TASK INSTRUCTIONS
Collect every line in the records below that contains the word "Switch".

RECORDS TO USE
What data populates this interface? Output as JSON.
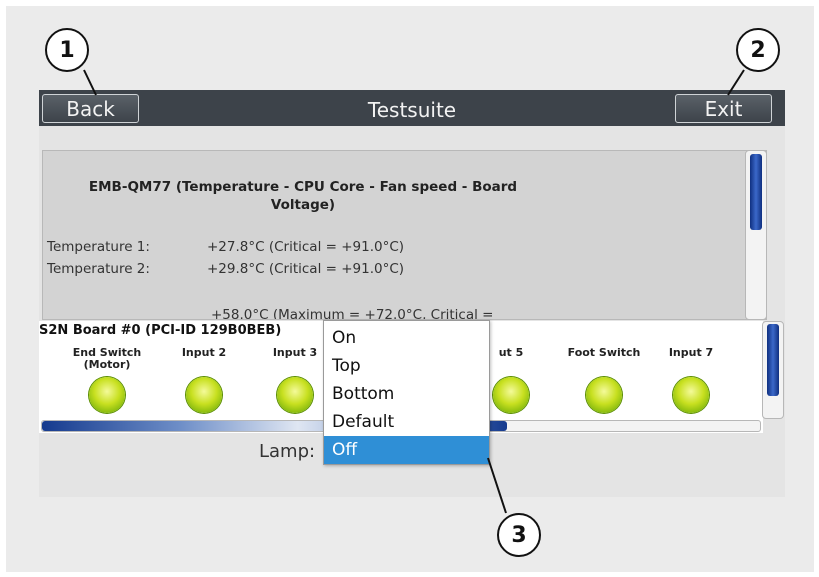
{
  "callouts": [
    "1",
    "2",
    "3"
  ],
  "titlebar": {
    "back_label": "Back",
    "title": "Testsuite",
    "exit_label": "Exit"
  },
  "panel": {
    "heading": "EMB-QM77 (Temperature - CPU Core - Fan speed - Board Voltage)",
    "rows": [
      {
        "label": "Temperature 1:",
        "value": "+27.8°C (Critical = +91.0°C)"
      },
      {
        "label": "Temperature 2:",
        "value": "+29.8°C (Critical = +91.0°C)"
      }
    ],
    "cutoff_line": "+58.0°C (Maximum = +72.0°C, Critical ="
  },
  "board": {
    "title": "S2N Board #0 (PCI-ID 129B0BEB)",
    "indicators": [
      {
        "label": "End Switch (Motor)",
        "state": "on"
      },
      {
        "label": "Input 2",
        "state": "on"
      },
      {
        "label": "Input 3",
        "state": "on"
      },
      {
        "label": "ut 5",
        "state": "on"
      },
      {
        "label": "Foot Switch",
        "state": "on"
      },
      {
        "label": "Input 7",
        "state": "on"
      }
    ],
    "lamp_color": "#c8e020"
  },
  "lamp": {
    "label": "Lamp:",
    "options": [
      "On",
      "Top",
      "Bottom",
      "Default",
      "Off"
    ],
    "selected": "Off"
  },
  "colors": {
    "titlebar": "#3d434a",
    "selection": "#2f8fd6",
    "scroll_thumb": "#1b3f9a"
  }
}
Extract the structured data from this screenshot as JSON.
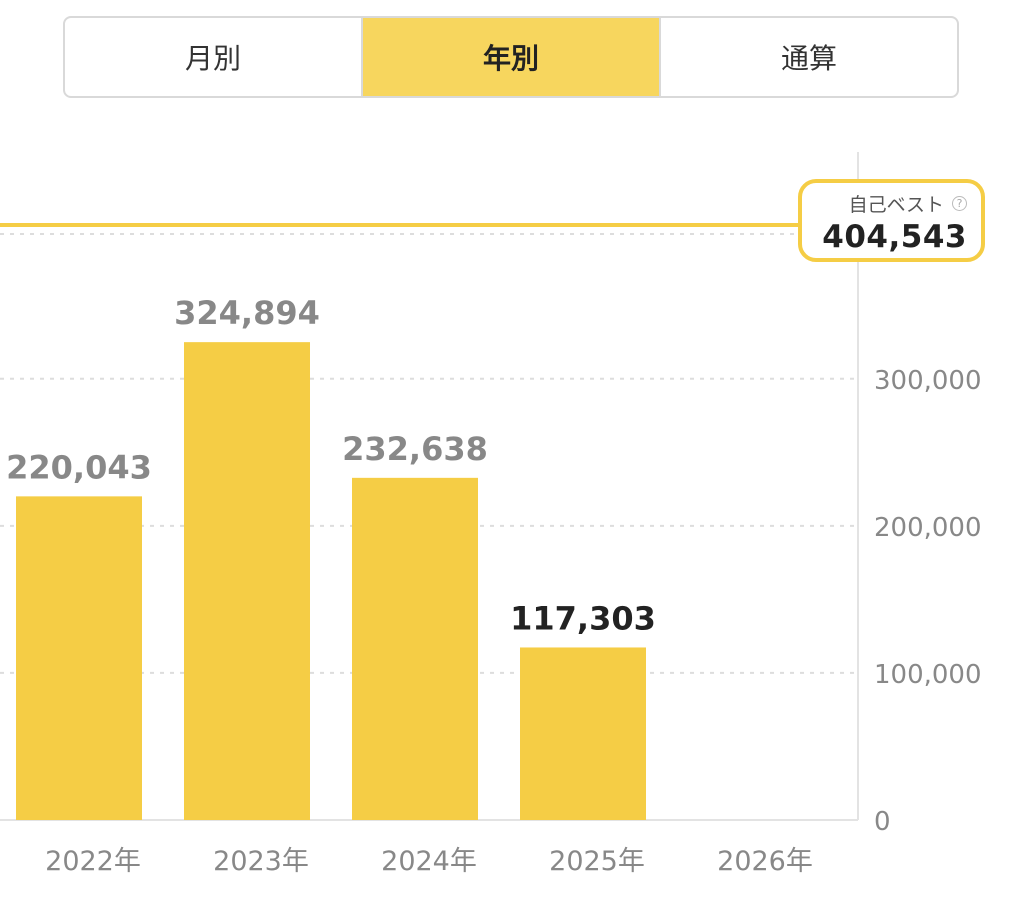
{
  "tabs": [
    {
      "label": "月別",
      "active": false
    },
    {
      "label": "年別",
      "active": true
    },
    {
      "label": "通算",
      "active": false
    }
  ],
  "colors": {
    "accent": "#f5cd45",
    "tab_active_bg": "#f7d65e",
    "value_label": "#888888",
    "value_label_current": "#222222",
    "axis_text": "#888888",
    "grid": "#dddddd"
  },
  "best": {
    "label": "自己ベスト",
    "value_text": "404,543",
    "value": 404543,
    "help_icon": "question-circle-icon",
    "help_glyph": "?"
  },
  "chart_data": {
    "type": "bar",
    "title": "",
    "xlabel": "",
    "ylabel": "",
    "categories": [
      "2022年",
      "2023年",
      "2024年",
      "2025年",
      "2026年"
    ],
    "values": [
      220043,
      324894,
      232638,
      117303,
      null
    ],
    "value_labels": [
      "220,043",
      "324,894",
      "232,638",
      "117,303",
      ""
    ],
    "current_index": 3,
    "yticks": [
      0,
      100000,
      200000,
      300000
    ],
    "ytick_labels": [
      "0",
      "100,000",
      "200,000",
      "300,000"
    ],
    "ylim": [
      0,
      404543
    ],
    "reference_line": {
      "value": 404543,
      "label": "自己ベスト"
    },
    "grid": true,
    "legend": "none"
  }
}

ANSWER SPACE
        "label": "End Switch (Motor)",
        "label": "Foot Switch",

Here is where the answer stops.